Farmers’ protests in Europe and the deadend of neoliberalism

Below is an excerpt from an opinion piece by Morgan Ody and Vincent Delobel of La Via Campesina, which was published on Al Jazeera on February 25th.

These are people who produce Europe’s food – whether conventionally or organically, on a small or a medium scale. They stand united by a shared reality: They are fed up with spending their lives working incessantly without ever getting a decent income.

We have reached this point after decades of neoliberal agricultural policies and free trade agreements. Production costs have risen steadily in recent years, while prices paid to farmers have stagnated or even fallen.

Faced with this situation, farmers have pursued various economic strategies. Some have tried to increase production to compensate for the fall in prices: They have bought more land, invested in machinery, taken on a lot of debt and seen their workload increase significantly. The stress and declining incomes have created a great deal of frustration.

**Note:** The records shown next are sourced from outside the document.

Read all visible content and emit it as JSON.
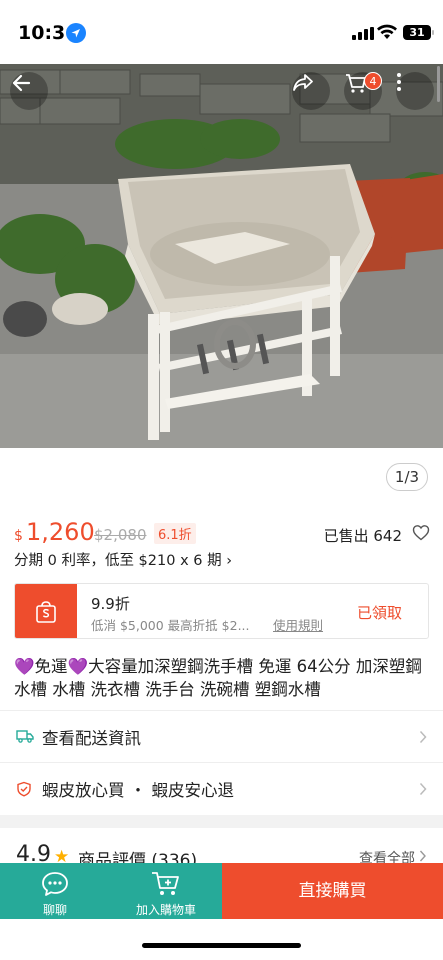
{
  "status_bar": {
    "time": "10:36",
    "battery": "31"
  },
  "header": {
    "cart_count": "4"
  },
  "gallery": {
    "pager": "1/3"
  },
  "price": {
    "currency": "$",
    "current": "1,260",
    "original": "$2,080",
    "discount": "6.1折",
    "sold": "已售出 642",
    "installment": "分期 0 利率，低至 $210 x 6 期 ›"
  },
  "voucher": {
    "title": "9.9折",
    "description": "低消 $5,000 最高折抵 $2...",
    "rule_link": "使用規則",
    "status": "已領取"
  },
  "product": {
    "title_parts": [
      "免運",
      "大容量加深塑鋼洗手槽 免運 64公分 加深塑鋼水槽 水槽 洗衣槽 洗手台 洗碗槽 塑鋼水槽"
    ]
  },
  "rows": {
    "shipping": "查看配送資訊",
    "guarantee": "蝦皮放心買 ・ 蝦皮安心退"
  },
  "reviews": {
    "score": "4.9",
    "label": "商品評價 (336)",
    "view_all": "查看全部"
  },
  "bottom_bar": {
    "chat": "聊聊",
    "add_to_cart": "加入購物車",
    "buy_now": "直接購買"
  },
  "colors": {
    "brand": "#ee4d2d",
    "teal": "#26aa99"
  },
  "icons": [
    "location-arrow-icon",
    "signal-icon",
    "wifi-icon",
    "back-arrow-icon",
    "share-icon",
    "cart-icon",
    "more-icon",
    "voucher-bag-icon",
    "heart-outline-icon",
    "truck-icon",
    "shield-icon",
    "chevron-right-icon",
    "star-icon",
    "chat-icon",
    "add-cart-icon"
  ]
}
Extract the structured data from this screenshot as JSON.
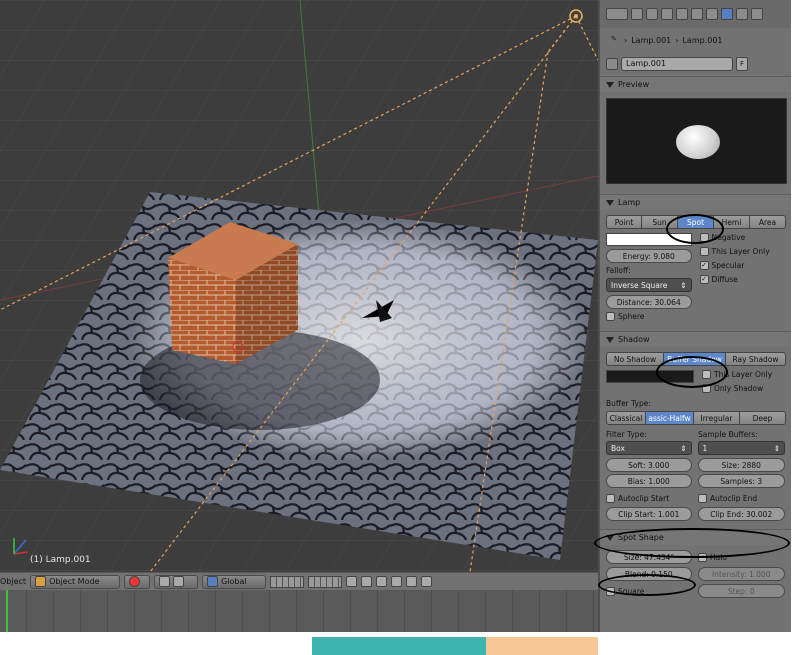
{
  "viewport": {
    "object_label": "(1) Lamp.001"
  },
  "header": {
    "menu_fragment": "Object",
    "mode": "Object Mode",
    "orientation": "Global"
  },
  "props": {
    "breadcrumb": [
      "Lamp.001",
      "Lamp.001"
    ],
    "name": "Lamp.001",
    "fake_user": "F",
    "preview_title": "Preview",
    "lamp": {
      "title": "Lamp",
      "types": [
        "Point",
        "Sun",
        "Spot",
        "Hemi",
        "Area"
      ],
      "active_type": "Spot",
      "color_hex": "#ffffff",
      "energy": "Energy: 9.080",
      "falloff_label": "Falloff:",
      "falloff": "Inverse Square",
      "distance": "Distance: 30.064",
      "sphere": "Sphere",
      "negative": "Negative",
      "this_layer_only": "This Layer Only",
      "specular": "Specular",
      "diffuse": "Diffuse"
    },
    "shadow": {
      "title": "Shadow",
      "modes": [
        "No Shadow",
        "Buffer Shadow",
        "Ray Shadow"
      ],
      "active_mode": "Buffer Shadow",
      "this_layer_only": "This Layer Only",
      "only_shadow": "Only Shadow",
      "buffer_type_label": "Buffer Type:",
      "buffer_types": [
        "Classical",
        "assic-Halfw",
        "Irregular",
        "Deep"
      ],
      "active_buffer": "assic-Halfw",
      "filter_type_label": "Filter Type:",
      "filter_type": "Box",
      "sample_buffers_label": "Sample Buffers:",
      "sample_buffers": "1",
      "soft": "Soft: 3.000",
      "size": "Size: 2880",
      "bias": "Bias: 1.000",
      "samples": "Samples: 3",
      "autoclip_start": "Autoclip Start",
      "autoclip_end": "Autoclip End",
      "clip_start": "Clip Start: 1.001",
      "clip_end": "Clip End: 30.002"
    },
    "spot_shape": {
      "title": "Spot Shape",
      "size": "Size: 47.434°",
      "halo": "Halo",
      "blend": "Blend: 0.150",
      "intensity": "Intensity: 1.000",
      "square": "Square",
      "step": "Step: 0"
    }
  },
  "colors": {
    "accent": "#5d87c9",
    "annotation_teal": "#3fb5b0",
    "annotation_peach": "#f7c896"
  }
}
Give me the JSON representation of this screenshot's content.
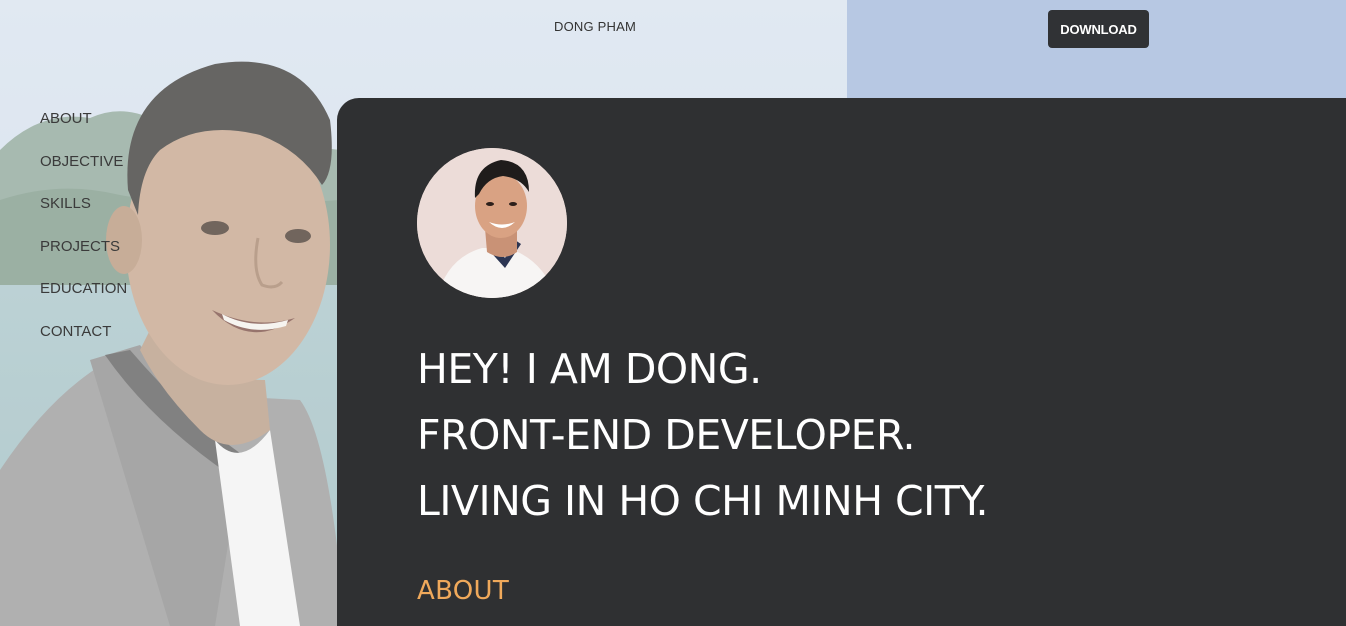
{
  "header": {
    "brand": "DONG PHAM",
    "download_label": "DOWNLOAD"
  },
  "nav": {
    "items": [
      {
        "label": "ABOUT"
      },
      {
        "label": "OBJECTIVE"
      },
      {
        "label": "SKILLS"
      },
      {
        "label": "PROJECTS"
      },
      {
        "label": "EDUCATION"
      },
      {
        "label": "CONTACT"
      }
    ]
  },
  "hero": {
    "lines": [
      "HEY! I AM DONG.",
      "FRONT-END DEVELOPER.",
      "LIVING IN HO CHI MINH CITY."
    ],
    "section_title": "ABOUT"
  },
  "colors": {
    "panel": "#2f3032",
    "accent": "#f0a95b",
    "button": "#303235",
    "sky": "#b7c8e3"
  }
}
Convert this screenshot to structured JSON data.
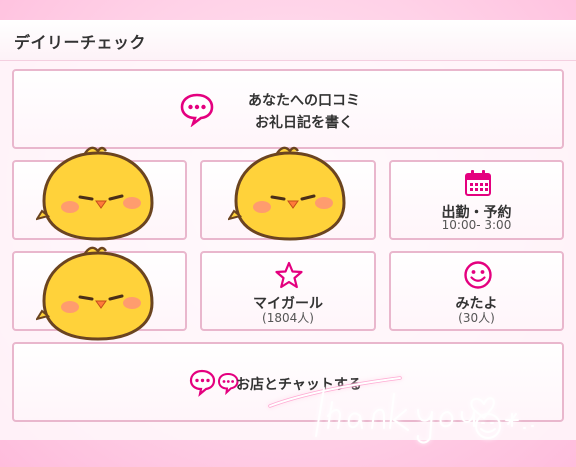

Other farmers have sought better prices for their produce by turning to organic farming and short distribution channels. But for many, these markets collapsed after the COVID-19 pandemic.

All the while, through mergers and speculation, large agroindustrial groups have gotten bigger and stronger, putting increased pressure on prices and practices for farmers.

ECVC has actively taken part in the mobilisations of farmers in Europe. Our members have also been hit hard by dwindling incomes, the stress linked to high levels of debt, and the excessive workload. We clearly see that the European Union’s embrace of WTO-promoted policies of deregulation of agricultural markets in favour of big agribusiness and the destructive international competition are directly responsible for our plight.

Since the 1980s, various regulations that ensured fair prices for European farmers have been dismantled. The EU put all its faith in free trade agreements, which placed all the world’s farmers in competition with each other, encouraging them to produce at the lowest possible price at the cost of their own incomes and growing debt.

In recent years, however, the EU has announced its intention to move towards a more sustainable agricultural model, notably with the Farm to Fork Strategy, which is the agricultural component of the Green Deal.

Farmers’ organisations welcomed this ambition, but we also stressed that the sustainability of European agriculture could not be improved without breaking away from the logic of international competitiveness. Producing ecologically has huge benefits for the health and the planet, but it costs more for the farmers, and so to achieve the agroecological transition, agricultural markets need to be protected. Unfortunately, we were not heard.